International policy and practice substantially improved for children at risk of abuse and neglect
International policy and practice substantially improved for children at risk of abuse and neglect

Transforming outcomes of services for vulnerable children

  • International policy and practice substantially improved for children at risk of abuse and neglect

During the 1980s, children in care were regarded as a group for whom the state’s responsibilities were largely assumed to be confined to meeting their basic physical needs.

Pioneering research undertaken at Loughborough’s Centre for Family Research has had a substantial impact on the development of national and international policy and professional practice, helping to safeguard children from abuse and neglect as well as improving outcomes of care in terms of children’s developmental progress and capacity to meet their potential.

The research was undertaken through a series of studies involving cohorts of children looked after by local authorities, identified as suffering or likely to suffer significant harm or requiring multi-agency family support services.

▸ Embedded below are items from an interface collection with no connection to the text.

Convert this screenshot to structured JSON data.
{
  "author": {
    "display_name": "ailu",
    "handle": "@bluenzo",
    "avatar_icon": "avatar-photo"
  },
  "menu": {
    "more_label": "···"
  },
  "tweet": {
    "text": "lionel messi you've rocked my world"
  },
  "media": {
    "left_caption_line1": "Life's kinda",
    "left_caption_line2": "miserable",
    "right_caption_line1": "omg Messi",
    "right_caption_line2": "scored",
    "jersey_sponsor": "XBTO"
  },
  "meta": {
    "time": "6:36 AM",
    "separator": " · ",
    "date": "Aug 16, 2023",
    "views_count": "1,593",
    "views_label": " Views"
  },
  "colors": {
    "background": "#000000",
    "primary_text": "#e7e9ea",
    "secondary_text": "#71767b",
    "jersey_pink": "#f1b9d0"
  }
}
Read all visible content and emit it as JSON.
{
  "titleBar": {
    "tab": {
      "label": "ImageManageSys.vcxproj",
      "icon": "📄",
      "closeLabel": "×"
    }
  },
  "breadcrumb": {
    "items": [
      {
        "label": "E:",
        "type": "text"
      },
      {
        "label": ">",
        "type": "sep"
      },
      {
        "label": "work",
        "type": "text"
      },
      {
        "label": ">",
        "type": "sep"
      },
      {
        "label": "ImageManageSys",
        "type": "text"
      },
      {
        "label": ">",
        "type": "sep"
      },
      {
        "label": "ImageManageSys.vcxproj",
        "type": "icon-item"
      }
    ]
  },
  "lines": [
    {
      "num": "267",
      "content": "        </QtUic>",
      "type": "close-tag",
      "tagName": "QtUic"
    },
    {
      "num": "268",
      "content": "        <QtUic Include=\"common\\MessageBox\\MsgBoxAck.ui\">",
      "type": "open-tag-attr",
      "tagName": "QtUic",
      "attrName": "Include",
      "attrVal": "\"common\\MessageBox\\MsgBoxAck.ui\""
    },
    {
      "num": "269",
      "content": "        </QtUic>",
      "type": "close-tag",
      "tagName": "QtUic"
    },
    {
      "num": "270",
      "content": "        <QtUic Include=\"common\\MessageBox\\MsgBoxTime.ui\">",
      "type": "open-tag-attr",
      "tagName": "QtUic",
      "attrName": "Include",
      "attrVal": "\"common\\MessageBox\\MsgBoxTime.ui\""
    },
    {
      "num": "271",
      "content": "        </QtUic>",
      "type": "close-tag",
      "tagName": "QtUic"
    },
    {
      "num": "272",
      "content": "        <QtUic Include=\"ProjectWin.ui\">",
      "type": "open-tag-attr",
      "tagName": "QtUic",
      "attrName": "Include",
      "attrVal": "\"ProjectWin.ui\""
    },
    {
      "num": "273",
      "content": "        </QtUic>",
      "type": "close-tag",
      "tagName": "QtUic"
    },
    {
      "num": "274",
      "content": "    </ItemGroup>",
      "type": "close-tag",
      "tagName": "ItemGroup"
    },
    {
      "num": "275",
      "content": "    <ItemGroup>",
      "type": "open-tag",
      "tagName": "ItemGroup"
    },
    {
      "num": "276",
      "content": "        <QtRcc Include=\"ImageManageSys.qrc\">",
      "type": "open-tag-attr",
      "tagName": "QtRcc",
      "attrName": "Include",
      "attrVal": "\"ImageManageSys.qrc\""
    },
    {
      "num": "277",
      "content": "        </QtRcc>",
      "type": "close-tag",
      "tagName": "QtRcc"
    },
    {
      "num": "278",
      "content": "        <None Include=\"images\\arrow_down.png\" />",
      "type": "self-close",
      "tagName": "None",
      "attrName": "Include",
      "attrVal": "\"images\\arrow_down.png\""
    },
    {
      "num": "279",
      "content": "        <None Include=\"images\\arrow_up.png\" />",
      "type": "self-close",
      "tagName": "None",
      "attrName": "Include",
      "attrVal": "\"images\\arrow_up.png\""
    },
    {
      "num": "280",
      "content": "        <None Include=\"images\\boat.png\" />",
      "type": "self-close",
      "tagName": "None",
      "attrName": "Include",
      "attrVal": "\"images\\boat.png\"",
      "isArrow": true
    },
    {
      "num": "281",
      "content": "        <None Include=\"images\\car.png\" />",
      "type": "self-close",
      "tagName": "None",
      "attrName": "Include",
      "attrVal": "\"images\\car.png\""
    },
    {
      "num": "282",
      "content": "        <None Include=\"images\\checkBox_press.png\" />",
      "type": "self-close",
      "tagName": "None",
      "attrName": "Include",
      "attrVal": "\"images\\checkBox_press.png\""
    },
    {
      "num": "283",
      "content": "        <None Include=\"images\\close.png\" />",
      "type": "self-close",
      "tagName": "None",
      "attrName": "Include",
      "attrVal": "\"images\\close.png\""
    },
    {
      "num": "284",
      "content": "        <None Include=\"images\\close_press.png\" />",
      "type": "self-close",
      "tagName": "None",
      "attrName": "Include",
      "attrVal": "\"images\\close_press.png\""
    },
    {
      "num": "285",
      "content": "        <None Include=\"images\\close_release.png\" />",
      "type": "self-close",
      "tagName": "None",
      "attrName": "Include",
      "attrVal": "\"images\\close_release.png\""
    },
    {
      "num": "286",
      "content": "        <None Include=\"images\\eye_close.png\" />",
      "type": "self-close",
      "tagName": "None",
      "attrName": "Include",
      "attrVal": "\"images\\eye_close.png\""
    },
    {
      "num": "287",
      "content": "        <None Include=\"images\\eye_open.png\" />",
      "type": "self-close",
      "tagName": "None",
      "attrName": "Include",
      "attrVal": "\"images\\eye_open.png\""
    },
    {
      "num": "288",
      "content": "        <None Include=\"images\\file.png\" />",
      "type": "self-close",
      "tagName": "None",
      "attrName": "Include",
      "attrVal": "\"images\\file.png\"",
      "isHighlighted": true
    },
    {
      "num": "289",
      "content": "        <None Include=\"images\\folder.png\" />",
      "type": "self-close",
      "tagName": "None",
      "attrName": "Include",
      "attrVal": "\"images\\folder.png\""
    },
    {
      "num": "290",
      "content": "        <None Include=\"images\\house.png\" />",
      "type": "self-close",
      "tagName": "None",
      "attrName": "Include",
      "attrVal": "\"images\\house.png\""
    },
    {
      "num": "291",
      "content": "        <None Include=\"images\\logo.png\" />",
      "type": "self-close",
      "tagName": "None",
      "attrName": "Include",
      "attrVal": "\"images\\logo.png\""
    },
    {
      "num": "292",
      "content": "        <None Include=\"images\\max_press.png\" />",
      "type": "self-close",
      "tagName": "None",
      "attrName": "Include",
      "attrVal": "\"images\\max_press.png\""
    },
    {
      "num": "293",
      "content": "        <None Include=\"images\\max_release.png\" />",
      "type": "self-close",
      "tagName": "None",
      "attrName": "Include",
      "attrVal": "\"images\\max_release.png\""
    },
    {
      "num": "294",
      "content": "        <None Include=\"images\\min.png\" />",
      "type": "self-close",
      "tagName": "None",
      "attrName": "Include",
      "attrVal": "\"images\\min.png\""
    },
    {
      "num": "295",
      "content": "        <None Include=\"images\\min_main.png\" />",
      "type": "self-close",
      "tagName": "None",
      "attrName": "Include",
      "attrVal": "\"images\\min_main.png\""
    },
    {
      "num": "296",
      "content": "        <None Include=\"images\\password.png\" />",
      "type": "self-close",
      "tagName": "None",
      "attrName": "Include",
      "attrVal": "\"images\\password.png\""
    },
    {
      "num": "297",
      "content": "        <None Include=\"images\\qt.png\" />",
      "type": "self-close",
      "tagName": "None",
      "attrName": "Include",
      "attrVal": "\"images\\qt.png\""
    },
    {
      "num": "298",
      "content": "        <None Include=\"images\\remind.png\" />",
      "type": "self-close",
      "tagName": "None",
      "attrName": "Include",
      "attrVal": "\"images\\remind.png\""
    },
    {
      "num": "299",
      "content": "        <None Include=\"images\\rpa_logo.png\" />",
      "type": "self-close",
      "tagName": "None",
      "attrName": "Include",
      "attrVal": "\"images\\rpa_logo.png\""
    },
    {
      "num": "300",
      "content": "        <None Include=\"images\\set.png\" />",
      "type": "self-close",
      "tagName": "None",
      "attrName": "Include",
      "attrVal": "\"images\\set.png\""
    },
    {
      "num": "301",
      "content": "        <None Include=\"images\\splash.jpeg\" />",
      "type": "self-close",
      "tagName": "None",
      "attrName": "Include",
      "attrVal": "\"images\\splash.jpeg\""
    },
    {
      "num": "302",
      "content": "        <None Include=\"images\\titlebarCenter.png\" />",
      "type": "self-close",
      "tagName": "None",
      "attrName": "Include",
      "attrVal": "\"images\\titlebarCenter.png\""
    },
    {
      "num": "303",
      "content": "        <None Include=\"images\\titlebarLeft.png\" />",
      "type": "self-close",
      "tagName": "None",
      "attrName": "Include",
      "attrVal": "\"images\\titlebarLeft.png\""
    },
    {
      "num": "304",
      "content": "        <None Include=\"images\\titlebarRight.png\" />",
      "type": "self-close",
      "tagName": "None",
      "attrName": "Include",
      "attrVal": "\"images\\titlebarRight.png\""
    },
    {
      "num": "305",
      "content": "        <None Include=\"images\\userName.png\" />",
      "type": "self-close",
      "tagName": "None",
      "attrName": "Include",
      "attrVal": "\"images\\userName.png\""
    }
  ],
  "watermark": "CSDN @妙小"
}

The research found that it is possible to identify a range of basic parenting practices that are necessary to children’s successful development and that – with only minor variations – these are agreed on by diverse populations spanning Sweden, the UK, Canada and Australia, including aboriginal peoples.

Poor outcomes for children in care were found to be related to long-term experiences of maltreatment prior to entry, compounded by poor parenting practices within the system and care placements that are insufficiently specialist to meet needs which are exacerbated by early experiences of trauma. Delays in professional decision-making were also found to compromise children’s chances of being successfully placed in substitute care.

The cost of care was also considered. It was found that methodologies can be developed to enable agencies to calculate and compare costs and outcomes of various configurations of children’s services across different timescales.

Impact

  • EVIDENCING THE NEED FOR MORE EFFECTIVE SPECIALIST SERVICES 

    The research moved the debate beyond the provision of basic physical needs for vulnerable children and is providing policymakers and practitioners with evidence to support the need for specialist provision, proactive decisions and effective services for children in need.

  • WELLBEING OF CHILDREN IN NEED IMPROVED AROUND THE WORLD 

    The programme’s reach includes policymakers, practitioners and children and families receiving social care services in the UK, Australia, Canada, France, the Ukraine and the USA. Its national significance has been recognised by the award of a CBE for services to children and families to the programme lead, Professor Harriet Ward CBE.

  • HEALTH AND WELLBEING GUIDELINES REVISED 

    Revisions to the UK’s Health and Wellbeing of Looked After Children NICE guidelines, as well as guidance on the Children Act 1989, have been informed by the findings related to children’s extensive needs at entry to care, educational needs and the impact of unstable placements.

  • NSPCC PILOTS PRACTICE TOOL FOR ASSESSING RISKS 

    The research led to the development of a practice tool for assessing risks of future harm. This is being piloted by the NSPCC with practitioners in eight UK local authorities.

  • COST CALCULATOR FOR CHILDRENS SERVICES IN USE IN ENGLAND 

    Studies into the relationship between costs and outcomes for looked after children led to the construction of the Cost Calculator for Children’s Services – now developed as a computer application for use by agencies in England, and in the process of being adapted for use in Scotland. The underpinning methodology and tool is also being used by US researchers to measure changes in the child welfare system in California.